Since this is Fugard, there’s got to be an element of political allegory as well — giving the play a third dimension — embodied here by author’s surrogate Lionel (Morlan Higgins). Widowed and used up, gentle bibliophile lives on autopilot as the promise of Nelson Mandela’s prison release — precisely when Vicky was born, we’re told — dribbles away in apartheid’s selfsame race and class inequities. Higgins’ every movement is infused with pain, with a sense it’s his liberal ideals wasting away as much as his frail body.
Dialect authenticity, courtesy coach JB Blanc, is matched by authentic mood of dread set by Christian Epps’ ominous lighting and a brilliant sound effects mix from David B. Marling.
One measure of Sachs’ accomplishment is the dozens of unmistakable behavioral clues only a precise helmer will see fit to manage. Notice how Vicky’s head whips around in disbelief at Freddie’s “she’s my girlfriend now,” or Higgins’ relationship to a treasured book changes in a heartbeat.
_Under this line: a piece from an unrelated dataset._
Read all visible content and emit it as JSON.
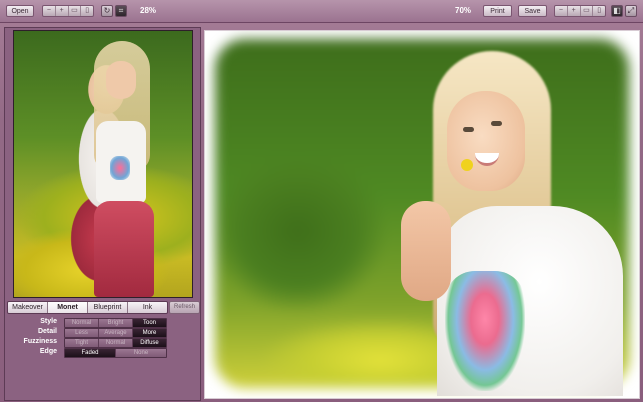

Marvel in the final moments as a prop — unmentioned in stage directions or dialogue — serves to meld this little play’s suspenseful, personal and political dimensions at once. This is superior, unmissable work.